§ **BRIEF**
A faithful copy without images is required: write out all the records exactly.

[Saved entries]
☆ ☆ ☆ ☆ ☆

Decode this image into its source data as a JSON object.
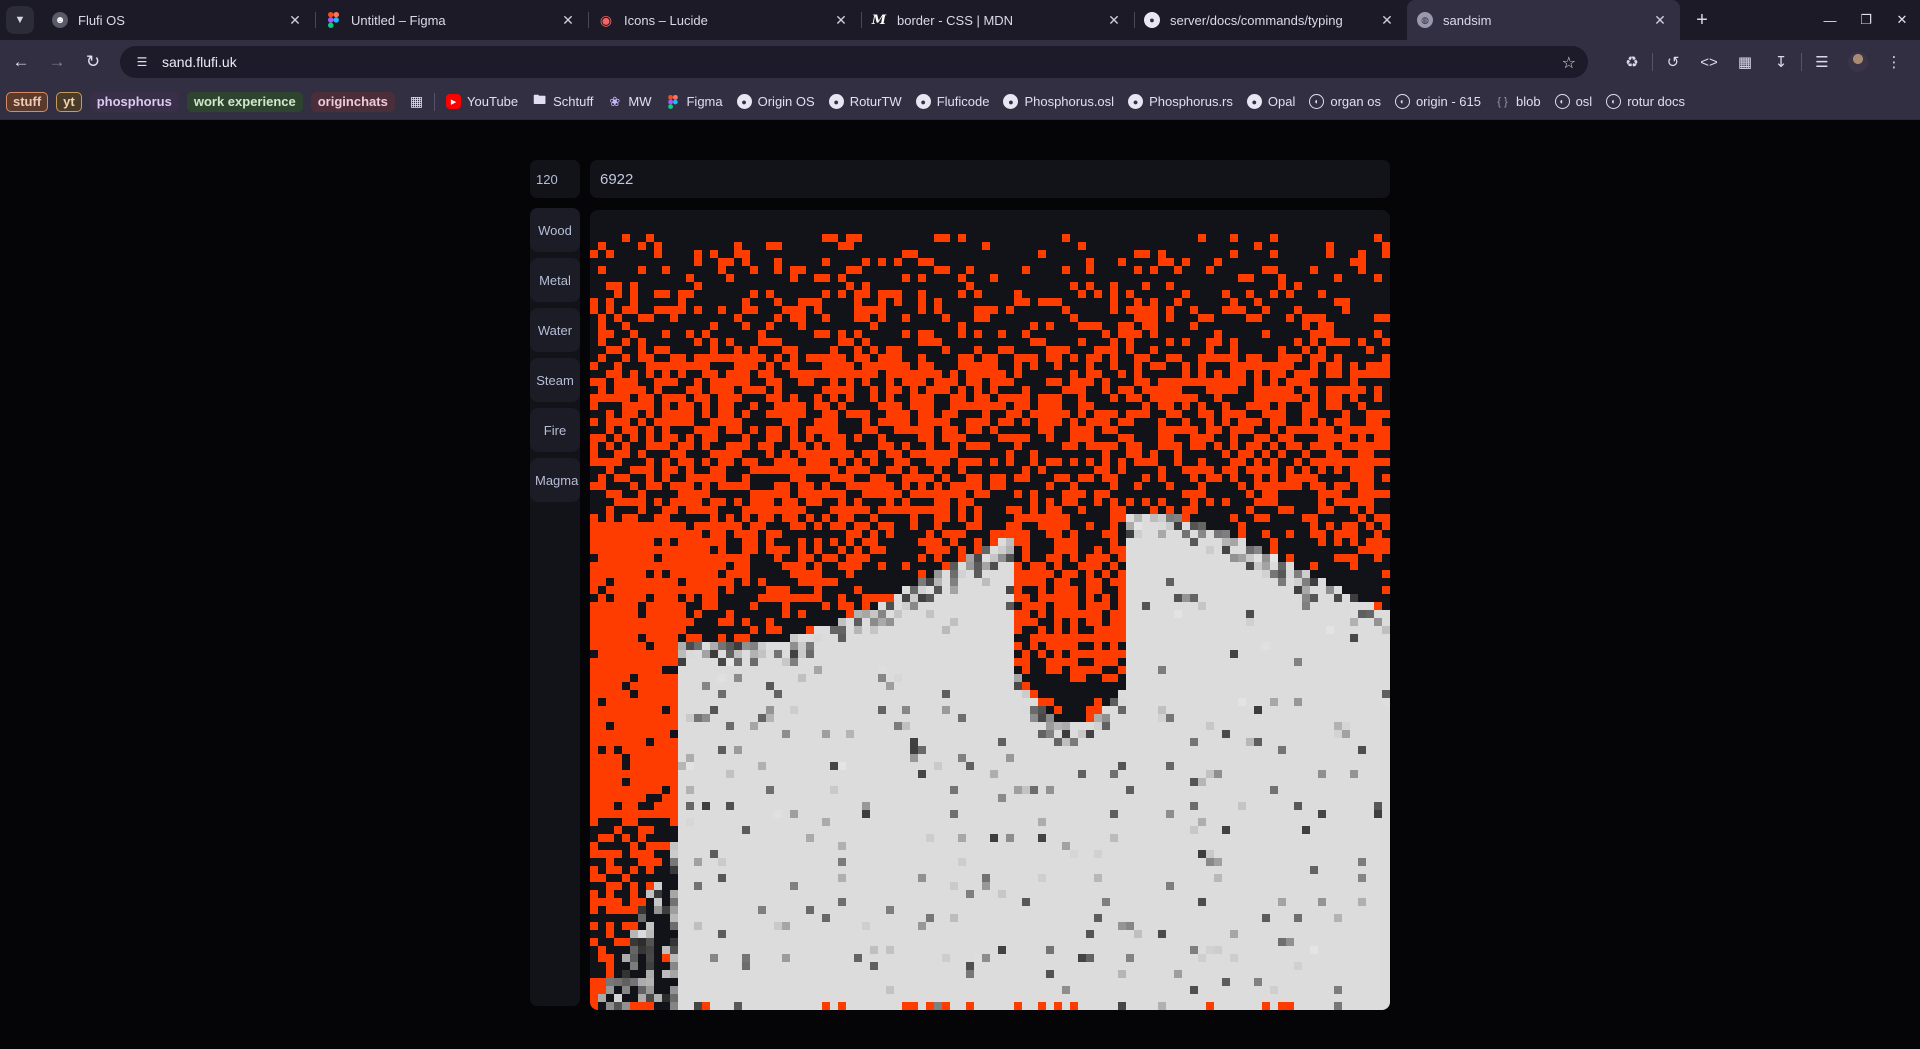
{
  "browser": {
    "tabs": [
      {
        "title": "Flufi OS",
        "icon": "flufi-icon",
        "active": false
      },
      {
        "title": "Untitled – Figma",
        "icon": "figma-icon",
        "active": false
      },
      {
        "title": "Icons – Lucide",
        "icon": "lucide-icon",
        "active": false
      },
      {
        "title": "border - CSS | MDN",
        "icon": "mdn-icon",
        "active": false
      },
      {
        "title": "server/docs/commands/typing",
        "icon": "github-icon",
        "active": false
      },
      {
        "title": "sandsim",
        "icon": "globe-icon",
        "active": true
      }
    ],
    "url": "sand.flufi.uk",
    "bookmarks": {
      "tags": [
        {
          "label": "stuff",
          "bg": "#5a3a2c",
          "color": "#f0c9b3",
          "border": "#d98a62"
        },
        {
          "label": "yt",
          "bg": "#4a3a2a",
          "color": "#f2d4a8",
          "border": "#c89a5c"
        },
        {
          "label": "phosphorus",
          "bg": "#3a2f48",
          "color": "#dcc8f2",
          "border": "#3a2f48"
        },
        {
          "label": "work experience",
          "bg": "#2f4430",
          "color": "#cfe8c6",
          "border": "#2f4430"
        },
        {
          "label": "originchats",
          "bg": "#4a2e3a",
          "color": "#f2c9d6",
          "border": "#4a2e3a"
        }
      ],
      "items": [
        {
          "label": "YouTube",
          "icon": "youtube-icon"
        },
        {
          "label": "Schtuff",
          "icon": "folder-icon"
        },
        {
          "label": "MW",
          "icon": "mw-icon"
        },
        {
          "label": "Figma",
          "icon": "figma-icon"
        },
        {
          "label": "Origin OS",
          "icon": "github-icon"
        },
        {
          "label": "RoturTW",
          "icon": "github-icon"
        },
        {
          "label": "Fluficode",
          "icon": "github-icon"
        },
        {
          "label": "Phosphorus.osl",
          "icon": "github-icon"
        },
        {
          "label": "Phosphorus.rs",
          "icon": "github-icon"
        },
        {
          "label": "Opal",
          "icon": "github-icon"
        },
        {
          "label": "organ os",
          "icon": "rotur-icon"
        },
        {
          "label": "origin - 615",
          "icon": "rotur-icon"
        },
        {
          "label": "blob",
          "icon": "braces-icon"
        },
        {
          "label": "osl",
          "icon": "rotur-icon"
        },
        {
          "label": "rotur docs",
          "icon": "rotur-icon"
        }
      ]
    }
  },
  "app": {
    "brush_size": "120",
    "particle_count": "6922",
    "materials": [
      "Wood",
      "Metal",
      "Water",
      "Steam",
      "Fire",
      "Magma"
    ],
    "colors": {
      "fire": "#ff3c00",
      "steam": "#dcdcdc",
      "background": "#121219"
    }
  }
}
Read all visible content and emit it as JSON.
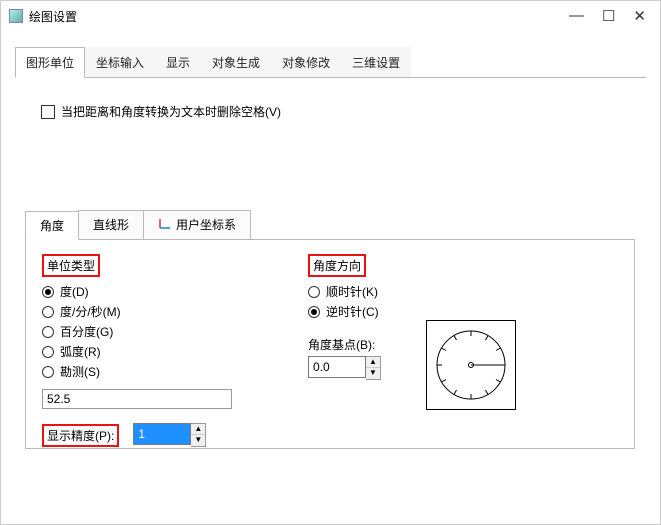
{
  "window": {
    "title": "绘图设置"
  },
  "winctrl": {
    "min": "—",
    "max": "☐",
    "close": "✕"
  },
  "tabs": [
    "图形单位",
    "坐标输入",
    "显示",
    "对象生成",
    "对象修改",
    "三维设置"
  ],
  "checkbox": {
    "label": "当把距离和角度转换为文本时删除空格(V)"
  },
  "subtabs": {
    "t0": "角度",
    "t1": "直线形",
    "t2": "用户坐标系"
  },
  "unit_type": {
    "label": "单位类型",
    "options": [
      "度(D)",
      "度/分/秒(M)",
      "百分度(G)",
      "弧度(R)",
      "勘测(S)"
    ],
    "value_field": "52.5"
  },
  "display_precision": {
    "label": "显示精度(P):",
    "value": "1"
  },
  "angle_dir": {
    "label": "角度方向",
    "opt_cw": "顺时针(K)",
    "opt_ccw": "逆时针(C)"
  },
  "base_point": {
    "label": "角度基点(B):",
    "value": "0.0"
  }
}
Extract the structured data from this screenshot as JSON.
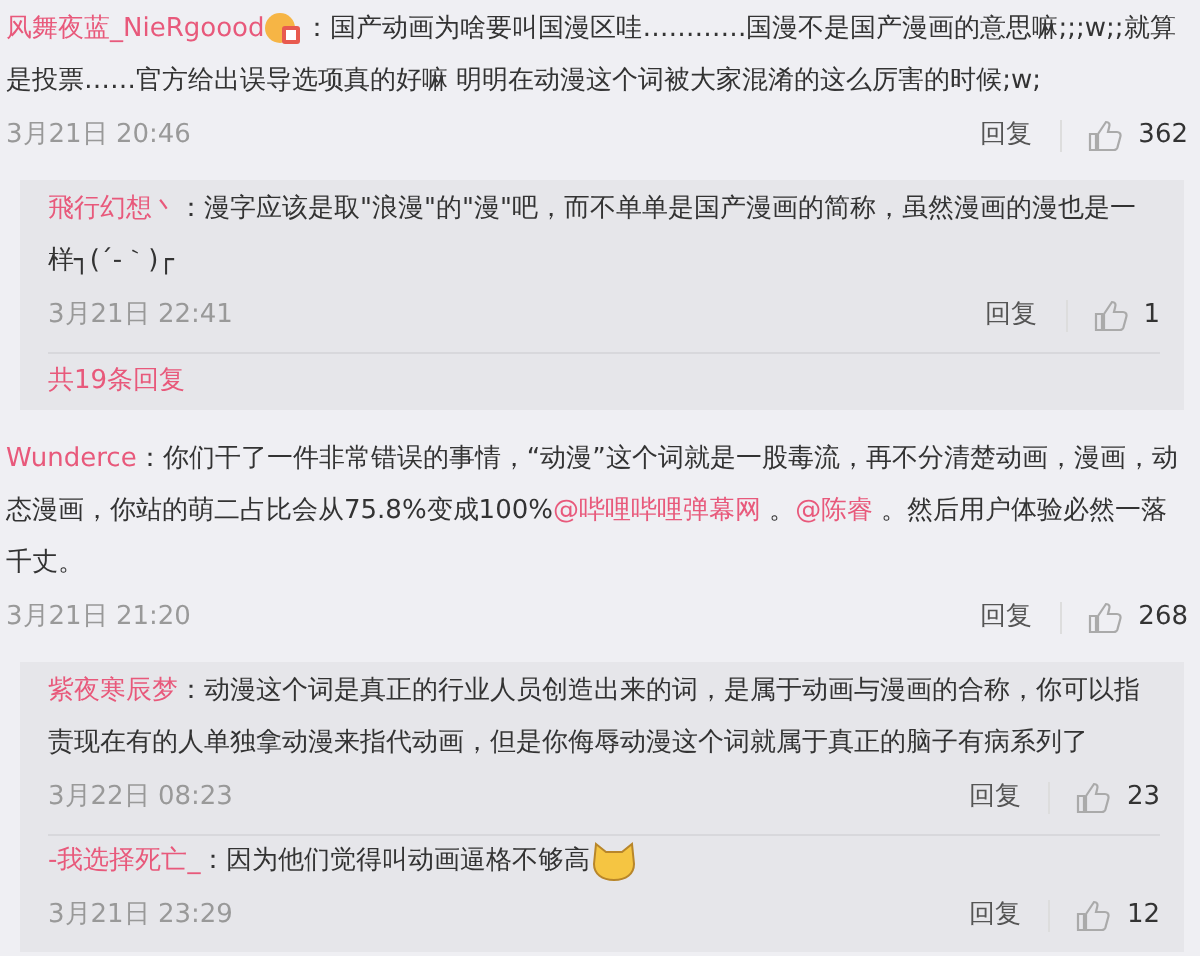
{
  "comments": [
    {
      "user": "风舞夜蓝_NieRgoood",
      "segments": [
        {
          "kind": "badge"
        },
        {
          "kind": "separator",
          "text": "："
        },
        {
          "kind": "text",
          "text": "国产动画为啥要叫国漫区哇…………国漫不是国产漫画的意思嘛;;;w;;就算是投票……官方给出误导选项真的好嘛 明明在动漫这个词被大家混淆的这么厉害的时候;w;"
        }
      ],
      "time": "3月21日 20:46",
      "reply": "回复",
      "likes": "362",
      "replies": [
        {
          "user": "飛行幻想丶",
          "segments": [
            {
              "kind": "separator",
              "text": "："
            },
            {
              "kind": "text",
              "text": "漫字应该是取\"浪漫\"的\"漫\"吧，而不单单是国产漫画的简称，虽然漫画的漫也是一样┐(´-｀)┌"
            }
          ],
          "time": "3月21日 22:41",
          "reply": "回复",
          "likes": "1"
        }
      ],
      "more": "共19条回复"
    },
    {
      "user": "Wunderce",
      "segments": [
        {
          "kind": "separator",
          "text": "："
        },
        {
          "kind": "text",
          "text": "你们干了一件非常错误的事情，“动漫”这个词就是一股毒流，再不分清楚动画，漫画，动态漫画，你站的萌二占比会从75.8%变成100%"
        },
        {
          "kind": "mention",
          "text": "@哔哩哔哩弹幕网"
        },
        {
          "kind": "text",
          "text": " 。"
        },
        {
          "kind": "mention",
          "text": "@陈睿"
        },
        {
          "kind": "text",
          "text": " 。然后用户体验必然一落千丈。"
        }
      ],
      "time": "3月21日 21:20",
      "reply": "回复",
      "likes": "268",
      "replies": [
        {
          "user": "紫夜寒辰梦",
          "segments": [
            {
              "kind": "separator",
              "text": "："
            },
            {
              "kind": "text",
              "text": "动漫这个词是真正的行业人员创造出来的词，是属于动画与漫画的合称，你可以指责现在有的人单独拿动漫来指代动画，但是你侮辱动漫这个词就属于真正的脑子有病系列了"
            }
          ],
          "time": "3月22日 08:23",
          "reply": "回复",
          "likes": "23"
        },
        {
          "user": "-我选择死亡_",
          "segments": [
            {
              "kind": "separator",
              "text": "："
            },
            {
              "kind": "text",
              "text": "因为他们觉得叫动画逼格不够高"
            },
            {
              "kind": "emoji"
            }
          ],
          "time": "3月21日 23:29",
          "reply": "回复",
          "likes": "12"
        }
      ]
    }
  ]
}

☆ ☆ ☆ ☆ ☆

§ **PROBLEM SOLUTION**
Decode this image into its source data as a JSON object.
{
  "browser": {
    "tabs": [
      {
        "title": "Flufi OS",
        "icon": "flufi-icon",
        "active": false
      },
      {
        "title": "Untitled – Figma",
        "icon": "figma-icon",
        "active": false
      },
      {
        "title": "Icons – Lucide",
        "icon": "lucide-icon",
        "active": false
      },
      {
        "title": "border - CSS | MDN",
        "icon": "mdn-icon",
        "active": false
      },
      {
        "title": "server/docs/commands/typing",
        "icon": "github-icon",
        "active": false
      },
      {
        "title": "sandsim",
        "icon": "globe-icon",
        "active": true
      }
    ],
    "url": "sand.flufi.uk",
    "bookmarks": {
      "tags": [
        {
          "label": "stuff",
          "bg": "#5a3a2c",
          "color": "#f0c9b3",
          "border": "#d98a62"
        },
        {
          "label": "yt",
          "bg": "#4a3a2a",
          "color": "#f2d4a8",
          "border": "#c89a5c"
        },
        {
          "label": "phosphorus",
          "bg": "#3a2f48",
          "color": "#dcc8f2",
          "border": "#3a2f48"
        },
        {
          "label": "work experience",
          "bg": "#2f4430",
          "color": "#cfe8c6",
          "border": "#2f4430"
        },
        {
          "label": "originchats",
          "bg": "#4a2e3a",
          "color": "#f2c9d6",
          "border": "#4a2e3a"
        }
      ],
      "items": [
        {
          "label": "YouTube",
          "icon": "youtube-icon"
        },
        {
          "label": "Schtuff",
          "icon": "folder-icon"
        },
        {
          "label": "MW",
          "icon": "mw-icon"
        },
        {
          "label": "Figma",
          "icon": "figma-icon"
        },
        {
          "label": "Origin OS",
          "icon": "github-icon"
        },
        {
          "label": "RoturTW",
          "icon": "github-icon"
        },
        {
          "label": "Fluficode",
          "icon": "github-icon"
        },
        {
          "label": "Phosphorus.osl",
          "icon": "github-icon"
        },
        {
          "label": "Phosphorus.rs",
          "icon": "github-icon"
        },
        {
          "label": "Opal",
          "icon": "github-icon"
        },
        {
          "label": "organ os",
          "icon": "rotur-icon"
        },
        {
          "label": "origin - 615",
          "icon": "rotur-icon"
        },
        {
          "label": "blob",
          "icon": "braces-icon"
        },
        {
          "label": "osl",
          "icon": "rotur-icon"
        },
        {
          "label": "rotur docs",
          "icon": "rotur-icon"
        }
      ]
    }
  },
  "app": {
    "brush_size": "120",
    "particle_count": "6922",
    "materials": [
      "Wood",
      "Metal",
      "Water",
      "Steam",
      "Fire",
      "Magma"
    ],
    "colors": {
      "fire": "#ff3c00",
      "steam": "#dcdcdc",
      "background": "#121219"
    }
  }
}
Read all visible content and emit it as JSON.
{
  "window": {
    "title": "绘图设置"
  },
  "winctrl": {
    "min": "—",
    "max": "☐",
    "close": "✕"
  },
  "tabs": [
    "图形单位",
    "坐标输入",
    "显示",
    "对象生成",
    "对象修改",
    "三维设置"
  ],
  "checkbox": {
    "label": "当把距离和角度转换为文本时删除空格(V)"
  },
  "subtabs": {
    "t0": "角度",
    "t1": "直线形",
    "t2": "用户坐标系"
  },
  "unit_type": {
    "label": "单位类型",
    "options": [
      "度(D)",
      "度/分/秒(M)",
      "百分度(G)",
      "弧度(R)",
      "勘测(S)"
    ],
    "value_field": "52.5"
  },
  "display_precision": {
    "label": "显示精度(P):",
    "value": "1"
  },
  "angle_dir": {
    "label": "角度方向",
    "opt_cw": "顺时针(K)",
    "opt_ccw": "逆时针(C)"
  },
  "base_point": {
    "label": "角度基点(B):",
    "value": "0.0"
  }
}
Extract the structured data from this screenshot as JSON.
{
  "comments": [
    {
      "user": "风舞夜蓝_NieRgoood",
      "segments": [
        {
          "kind": "badge"
        },
        {
          "kind": "separator",
          "text": "："
        },
        {
          "kind": "text",
          "text": "国产动画为啥要叫国漫区哇…………国漫不是国产漫画的意思嘛;;;w;;就算是投票……官方给出误导选项真的好嘛 明明在动漫这个词被大家混淆的这么厉害的时候;w;"
        }
      ],
      "time": "3月21日 20:46",
      "reply": "回复",
      "likes": "362",
      "replies": [
        {
          "user": "飛行幻想丶",
          "segments": [
            {
              "kind": "separator",
              "text": "："
            },
            {
              "kind": "text",
              "text": "漫字应该是取\"浪漫\"的\"漫\"吧，而不单单是国产漫画的简称，虽然漫画的漫也是一样┐(´-｀)┌"
            }
          ],
          "time": "3月21日 22:41",
          "reply": "回复",
          "likes": "1"
        }
      ],
      "more": "共19条回复"
    },
    {
      "user": "Wunderce",
      "segments": [
        {
          "kind": "separator",
          "text": "："
        },
        {
          "kind": "text",
          "text": "你们干了一件非常错误的事情，“动漫”这个词就是一股毒流，再不分清楚动画，漫画，动态漫画，你站的萌二占比会从75.8%变成100%"
        },
        {
          "kind": "mention",
          "text": "@哔哩哔哩弹幕网"
        },
        {
          "kind": "text",
          "text": " 。"
        },
        {
          "kind": "mention",
          "text": "@陈睿"
        },
        {
          "kind": "text",
          "text": " 。然后用户体验必然一落千丈。"
        }
      ],
      "time": "3月21日 21:20",
      "reply": "回复",
      "likes": "268",
      "replies": [
        {
          "user": "紫夜寒辰梦",
          "segments": [
            {
              "kind": "separator",
              "text": "："
            },
            {
              "kind": "text",
              "text": "动漫这个词是真正的行业人员创造出来的词，是属于动画与漫画的合称，你可以指责现在有的人单独拿动漫来指代动画，但是你侮辱动漫这个词就属于真正的脑子有病系列了"
            }
          ],
          "time": "3月22日 08:23",
          "reply": "回复",
          "likes": "23"
        },
        {
          "user": "-我选择死亡_",
          "segments": [
            {
              "kind": "separator",
              "text": "："
            },
            {
              "kind": "text",
              "text": "因为他们觉得叫动画逼格不够高"
            },
            {
              "kind": "emoji"
            }
          ],
          "time": "3月21日 23:29",
          "reply": "回复",
          "likes": "12"
        }
      ]
    }
  ]
}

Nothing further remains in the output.